How to diagnose and fix a Chevy Silverado start problem
Some Chevy Silverado owners with the 4.3 engine complain that it won’t start. The Chevy Silverado won’t start issue symptoms are: engine will crank but won’t fire up. Since it cranks, that eliminates the battery, charging system, and starter.
Why won’t the engine fire up?
To fire up an engine needs the right cranking speed, spark and fuel. In this 4.3 engine the ignition control module (ICM) is in the distributor. It’s also the crankshaft position sensor (CKP).

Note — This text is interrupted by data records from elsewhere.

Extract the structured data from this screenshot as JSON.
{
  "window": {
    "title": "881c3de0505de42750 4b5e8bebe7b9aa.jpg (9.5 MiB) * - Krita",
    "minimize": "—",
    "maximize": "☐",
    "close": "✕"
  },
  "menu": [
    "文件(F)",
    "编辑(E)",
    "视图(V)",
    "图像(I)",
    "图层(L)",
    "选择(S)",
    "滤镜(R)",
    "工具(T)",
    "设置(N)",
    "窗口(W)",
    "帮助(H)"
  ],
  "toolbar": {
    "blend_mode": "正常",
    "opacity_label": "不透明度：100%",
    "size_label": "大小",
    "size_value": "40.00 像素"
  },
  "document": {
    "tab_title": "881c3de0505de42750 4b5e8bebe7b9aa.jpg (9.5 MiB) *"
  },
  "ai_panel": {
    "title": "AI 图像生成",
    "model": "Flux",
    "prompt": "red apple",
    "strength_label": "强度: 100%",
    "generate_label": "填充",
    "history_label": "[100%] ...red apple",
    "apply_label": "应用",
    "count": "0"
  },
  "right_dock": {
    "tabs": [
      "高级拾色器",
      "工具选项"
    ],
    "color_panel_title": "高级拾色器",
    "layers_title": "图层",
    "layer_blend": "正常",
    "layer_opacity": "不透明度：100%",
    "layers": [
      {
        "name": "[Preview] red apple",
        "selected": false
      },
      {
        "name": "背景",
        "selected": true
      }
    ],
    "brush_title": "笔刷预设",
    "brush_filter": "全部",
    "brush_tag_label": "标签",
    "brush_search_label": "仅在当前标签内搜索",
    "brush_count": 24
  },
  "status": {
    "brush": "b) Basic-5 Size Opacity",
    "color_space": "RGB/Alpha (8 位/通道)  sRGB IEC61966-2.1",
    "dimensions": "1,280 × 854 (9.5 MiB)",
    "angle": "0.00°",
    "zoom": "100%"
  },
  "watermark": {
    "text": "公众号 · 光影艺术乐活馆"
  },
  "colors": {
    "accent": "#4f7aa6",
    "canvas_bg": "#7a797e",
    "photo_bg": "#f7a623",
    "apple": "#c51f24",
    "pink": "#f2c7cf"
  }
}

The powertrain control module (PCM) uses input from the CKP to determine when to fire the spark and trigger the fuel injectors. But the PCM doesn’t actually contain the driver that interrupts power flow to the IGN coil. That’s in the ICM. The distributor contains a camshaft position sensor (CMP), but a bad CMP would not prevent starting.

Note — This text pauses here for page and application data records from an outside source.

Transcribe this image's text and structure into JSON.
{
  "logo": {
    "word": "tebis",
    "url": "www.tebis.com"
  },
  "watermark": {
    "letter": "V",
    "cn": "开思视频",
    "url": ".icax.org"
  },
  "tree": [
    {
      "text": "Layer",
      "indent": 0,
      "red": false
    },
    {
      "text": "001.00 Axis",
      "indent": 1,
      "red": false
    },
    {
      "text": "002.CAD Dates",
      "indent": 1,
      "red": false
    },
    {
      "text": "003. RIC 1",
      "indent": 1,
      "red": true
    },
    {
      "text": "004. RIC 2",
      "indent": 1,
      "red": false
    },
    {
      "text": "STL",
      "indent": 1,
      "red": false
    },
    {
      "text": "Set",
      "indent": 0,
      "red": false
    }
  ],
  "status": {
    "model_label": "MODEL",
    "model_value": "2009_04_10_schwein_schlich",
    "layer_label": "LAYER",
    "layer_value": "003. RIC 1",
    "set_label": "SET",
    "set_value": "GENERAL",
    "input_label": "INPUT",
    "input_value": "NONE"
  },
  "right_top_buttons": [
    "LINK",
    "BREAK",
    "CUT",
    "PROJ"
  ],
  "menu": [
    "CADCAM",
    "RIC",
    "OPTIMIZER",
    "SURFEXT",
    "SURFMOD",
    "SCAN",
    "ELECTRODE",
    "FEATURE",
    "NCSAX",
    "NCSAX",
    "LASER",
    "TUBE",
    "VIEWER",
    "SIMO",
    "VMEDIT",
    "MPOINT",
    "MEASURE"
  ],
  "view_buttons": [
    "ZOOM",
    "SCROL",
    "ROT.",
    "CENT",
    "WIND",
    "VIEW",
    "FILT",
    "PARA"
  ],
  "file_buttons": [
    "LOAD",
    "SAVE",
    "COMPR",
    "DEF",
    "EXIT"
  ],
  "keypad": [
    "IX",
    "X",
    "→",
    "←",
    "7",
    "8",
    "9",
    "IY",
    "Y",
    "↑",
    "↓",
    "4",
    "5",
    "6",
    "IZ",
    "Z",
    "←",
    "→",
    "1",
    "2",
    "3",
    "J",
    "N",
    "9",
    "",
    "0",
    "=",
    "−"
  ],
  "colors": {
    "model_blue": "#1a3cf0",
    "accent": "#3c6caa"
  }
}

To diagnose Chevy Silverado won’t start conditions with the 4.3 engine, start by checking for good fuel pressure. Then check for spark. If you don’t see spark, check for pulsed ground to the IGN coil while cranking. If you see pulses, the PCM and ICM are working properly and you can suspect a bad coil (as long as the primary power is good). If the coil isn’t getting pulsed ground, check to see if the ICM is getting proper pulse signals from the PCM. If it is, the ICM is most likely bad. Replace it.
If not, check the CKP input to the PCM.
Here’s how it works:
PCM sees CKP input to determine engine RPM. Based on engine temp, it determines spark timing. It uses CMP signal to confirm timing. PCM sends signals to ICM to pulse ground side of coil primary. PCM also pulses ground to injectors.
©, 2015 Rick MuscoplatPosted on by Rick Muscoplat